_Source records_.
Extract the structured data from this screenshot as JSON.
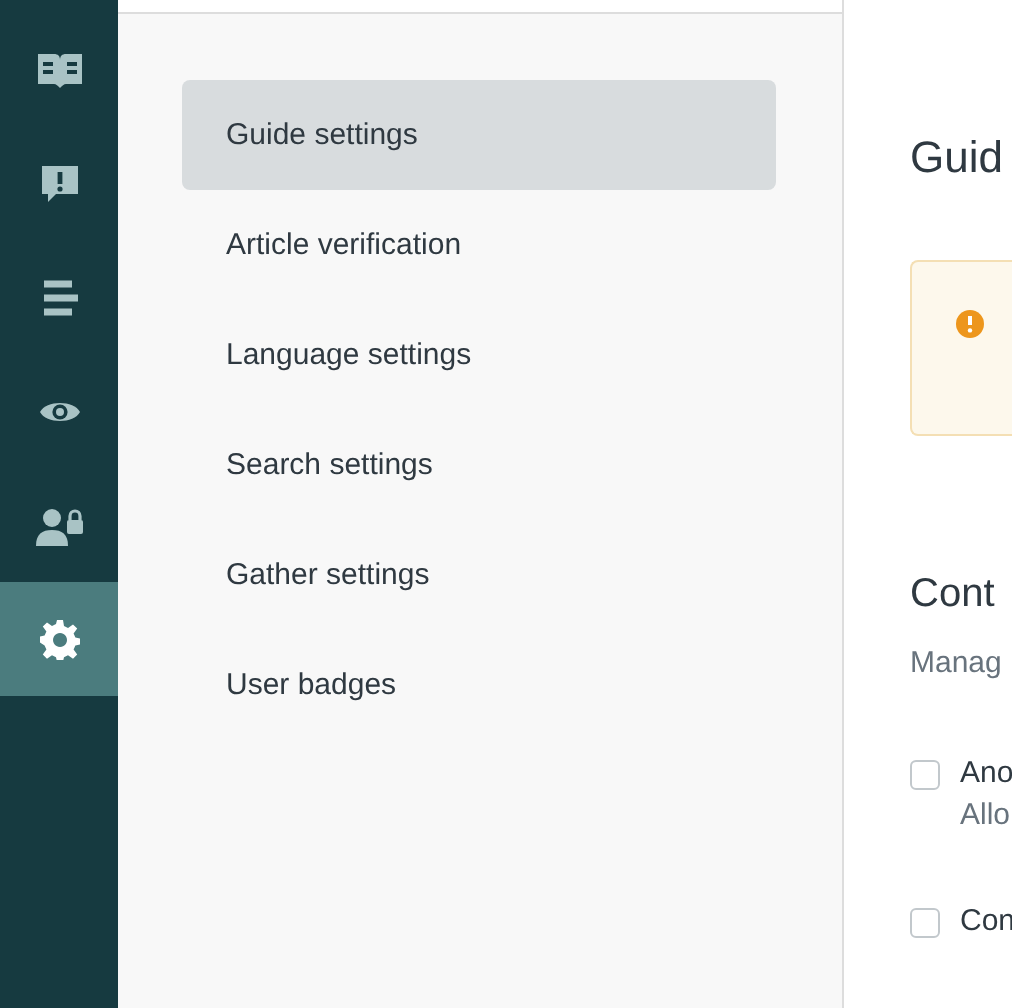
{
  "rail": {
    "items": [
      {
        "kind": "book",
        "selected": false
      },
      {
        "kind": "alert",
        "selected": false
      },
      {
        "kind": "lines",
        "selected": false
      },
      {
        "kind": "eye",
        "selected": false
      },
      {
        "kind": "user-lock",
        "selected": false
      },
      {
        "kind": "gear",
        "selected": true
      }
    ]
  },
  "settings_nav": {
    "items": [
      {
        "label": "Guide settings",
        "selected": true
      },
      {
        "label": "Article verification",
        "selected": false
      },
      {
        "label": "Language settings",
        "selected": false
      },
      {
        "label": "Search settings",
        "selected": false
      },
      {
        "label": "Gather settings",
        "selected": false
      },
      {
        "label": "User badges",
        "selected": false
      }
    ]
  },
  "content": {
    "title": "Guid",
    "notice": {
      "kind": "warning"
    },
    "section_title": "Cont",
    "section_description": "Manag",
    "options": [
      {
        "label": "Ano",
        "description": "Allo",
        "checked": false
      },
      {
        "label": "Con",
        "checked": false
      }
    ]
  }
}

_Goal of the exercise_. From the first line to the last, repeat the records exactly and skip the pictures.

_Response_.
Extract the structured data from this screenshot as JSON.
{
  "rail": {
    "items": [
      {
        "kind": "book",
        "selected": false
      },
      {
        "kind": "alert",
        "selected": false
      },
      {
        "kind": "lines",
        "selected": false
      },
      {
        "kind": "eye",
        "selected": false
      },
      {
        "kind": "user-lock",
        "selected": false
      },
      {
        "kind": "gear",
        "selected": true
      }
    ]
  },
  "settings_nav": {
    "items": [
      {
        "label": "Guide settings",
        "selected": true
      },
      {
        "label": "Article verification",
        "selected": false
      },
      {
        "label": "Language settings",
        "selected": false
      },
      {
        "label": "Search settings",
        "selected": false
      },
      {
        "label": "Gather settings",
        "selected": false
      },
      {
        "label": "User badges",
        "selected": false
      }
    ]
  },
  "content": {
    "title": "Guid",
    "notice": {
      "kind": "warning"
    },
    "section_title": "Cont",
    "section_description": "Manag",
    "options": [
      {
        "label": "Ano",
        "description": "Allo",
        "checked": false
      },
      {
        "label": "Con",
        "checked": false
      }
    ]
  }
}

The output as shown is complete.